Last year I brought a room full of talented architects and lead engineers together to answer a simple question: how do we leverage the cloud? The assembled team was responsible for multiple complex and distributed SaaS products that leveraged traditional physical and virtual infrastructure. The group wrestled with different options, eventually arriving at the conclusion that leveraging the cloud in their existing products was at best difficult, and at worst, impractical.
This question is being asked all across the world. How do I take advantage of the cloud in my existing services or products? How can I get the value of the pay per use pricing, elasticity, and on-demand infrastructure?
I learned the fundamentals of building complex distributed systems as a software engineer in the early dot-com boom. Through trial and error, I learned to build service-oriented architectures that were loosely coupled, scaled horizontally, and were highly optimized for performance. I started my learning at ProCD, where we built an early proprietary application server, and continued it at FireFly, which was a top 10 traffic site in its day. Those were heady days, when we were pioneering new techniques to build distributed web-based systems, eventually standardizing on many of the architectural components we all know today (e.g. application servers, distributed memory caches). The products I built were based on classic pre-cloud distributed architecture, and an entire tools industry quickly evolved to make building these architectures faster and easier. While we generally designed these architectures around highly available components - e.g. fault tolerant servers, firewalls, storage, routers, databases, and application servers - we expected failure to be the exception and not the rule.
In 2000, UC Berkeley professor Eric Brewer postulated that you could have only two of the following: consistency, availability and partition tolerance. This conjecture became known as the CAP Theorem, and was the beginning of a new architectural model for distributed computing. By 2005, CAP became the underlying design principle around a series of products, including Google’s BigTable, Amazon’s Dynamo, and Facebook’s Cassandra.
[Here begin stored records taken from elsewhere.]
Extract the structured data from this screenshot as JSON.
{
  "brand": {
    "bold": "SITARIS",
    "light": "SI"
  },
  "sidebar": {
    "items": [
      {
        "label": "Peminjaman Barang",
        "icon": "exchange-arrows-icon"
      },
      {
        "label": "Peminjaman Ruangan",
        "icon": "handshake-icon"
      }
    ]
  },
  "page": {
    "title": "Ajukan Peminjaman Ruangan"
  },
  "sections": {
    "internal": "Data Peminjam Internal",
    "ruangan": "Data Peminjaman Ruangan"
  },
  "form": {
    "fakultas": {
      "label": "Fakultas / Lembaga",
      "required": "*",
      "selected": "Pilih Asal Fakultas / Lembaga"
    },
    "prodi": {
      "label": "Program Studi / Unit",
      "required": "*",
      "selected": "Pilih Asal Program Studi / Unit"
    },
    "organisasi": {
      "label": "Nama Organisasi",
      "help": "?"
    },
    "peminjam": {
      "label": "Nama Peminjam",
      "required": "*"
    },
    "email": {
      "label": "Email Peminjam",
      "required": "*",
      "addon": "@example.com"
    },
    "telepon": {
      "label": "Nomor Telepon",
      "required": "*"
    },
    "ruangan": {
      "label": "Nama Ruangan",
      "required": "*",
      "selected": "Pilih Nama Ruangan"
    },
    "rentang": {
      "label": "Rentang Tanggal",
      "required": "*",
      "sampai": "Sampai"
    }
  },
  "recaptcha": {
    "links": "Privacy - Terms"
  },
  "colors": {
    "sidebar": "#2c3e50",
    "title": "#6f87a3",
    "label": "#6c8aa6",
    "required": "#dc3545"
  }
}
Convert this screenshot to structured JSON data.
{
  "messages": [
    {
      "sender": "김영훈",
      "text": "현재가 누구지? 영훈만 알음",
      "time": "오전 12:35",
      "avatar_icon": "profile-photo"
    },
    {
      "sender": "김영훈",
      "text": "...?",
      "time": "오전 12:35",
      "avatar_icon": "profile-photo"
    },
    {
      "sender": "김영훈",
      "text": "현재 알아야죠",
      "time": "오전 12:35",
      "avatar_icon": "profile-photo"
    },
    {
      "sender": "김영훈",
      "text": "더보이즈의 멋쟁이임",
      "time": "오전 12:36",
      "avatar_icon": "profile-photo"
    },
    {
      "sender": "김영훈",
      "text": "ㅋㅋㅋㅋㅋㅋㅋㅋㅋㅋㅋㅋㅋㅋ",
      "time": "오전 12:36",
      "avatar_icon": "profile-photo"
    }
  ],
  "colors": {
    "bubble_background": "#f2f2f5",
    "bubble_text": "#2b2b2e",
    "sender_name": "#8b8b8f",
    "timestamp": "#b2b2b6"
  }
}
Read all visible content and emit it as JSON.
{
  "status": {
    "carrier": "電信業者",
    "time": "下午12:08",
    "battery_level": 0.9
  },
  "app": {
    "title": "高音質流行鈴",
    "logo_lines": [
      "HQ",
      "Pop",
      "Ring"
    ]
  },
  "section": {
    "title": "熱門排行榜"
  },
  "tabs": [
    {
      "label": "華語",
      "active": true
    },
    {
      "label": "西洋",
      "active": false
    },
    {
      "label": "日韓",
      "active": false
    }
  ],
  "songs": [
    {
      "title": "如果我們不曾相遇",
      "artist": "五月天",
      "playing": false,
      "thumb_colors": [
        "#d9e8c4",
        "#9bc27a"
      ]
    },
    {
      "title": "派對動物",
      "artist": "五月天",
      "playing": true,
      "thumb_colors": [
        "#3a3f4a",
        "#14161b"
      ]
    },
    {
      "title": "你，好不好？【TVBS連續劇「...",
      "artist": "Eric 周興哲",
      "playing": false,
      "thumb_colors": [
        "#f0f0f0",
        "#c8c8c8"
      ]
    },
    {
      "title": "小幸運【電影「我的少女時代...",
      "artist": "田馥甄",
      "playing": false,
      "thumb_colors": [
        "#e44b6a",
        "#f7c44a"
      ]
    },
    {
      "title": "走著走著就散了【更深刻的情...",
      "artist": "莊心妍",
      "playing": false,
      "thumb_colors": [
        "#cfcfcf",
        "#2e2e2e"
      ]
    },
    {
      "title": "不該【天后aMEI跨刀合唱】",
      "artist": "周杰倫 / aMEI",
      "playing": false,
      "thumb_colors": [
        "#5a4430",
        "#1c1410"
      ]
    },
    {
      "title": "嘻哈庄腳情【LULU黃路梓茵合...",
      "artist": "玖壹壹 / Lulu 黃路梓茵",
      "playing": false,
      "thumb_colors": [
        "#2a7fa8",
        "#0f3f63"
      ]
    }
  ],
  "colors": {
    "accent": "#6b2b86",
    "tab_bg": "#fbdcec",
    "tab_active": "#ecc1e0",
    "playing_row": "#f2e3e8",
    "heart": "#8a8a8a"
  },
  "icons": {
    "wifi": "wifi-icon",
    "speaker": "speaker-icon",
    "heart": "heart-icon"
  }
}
In Amazon’s 2007 paper Dynamo: Amazon’s Highly Available Key-value Store, its authors stated that “customers should be able to view and add items to their shopping cart even if disks are failing, network routes are flapping, or data centers are being destroyed by tornados.” In other words, the new architectures assumed failure is the rule and not the exception.
Comparing Pre- and Post-Cloud Architecture
While pre- and post-cloud architectures share many similarities, CAP Theorem suggests there is one area where they differ dramatically: their expectations toward failure. Pre-cloud architectures assume failure could occur - but cloud architectures assume failure will occur. Cloud architectures use shared compute, database and storage infrastructure optimized to CAP Theorem. The storage services may be optimized for availability and consistency at the expense of partition tolerance; the compute services may be optimized for partition tolerance and consistency at the expense of availability; etc...
I’ve never been a proponent of “big bang” re-architectures, instead preferring to incrementally evolve a product over time. But when it comes to leveraging the cloud, I think we need to take a close look at the cloud-readiness of our pre-cloud architectures. The lack of adherence to CAP Theorem has created a line of demarcation in software architectures that will likely only be crossed with new products or new architectures for existing products.
So when you ask your architect to evaluate your readiness for the cloud, make sure to take a long and hard look at the ability of your product to withstand environments where failures - the absence of consistency, availability or partition tolerance - is the rule and not the exception.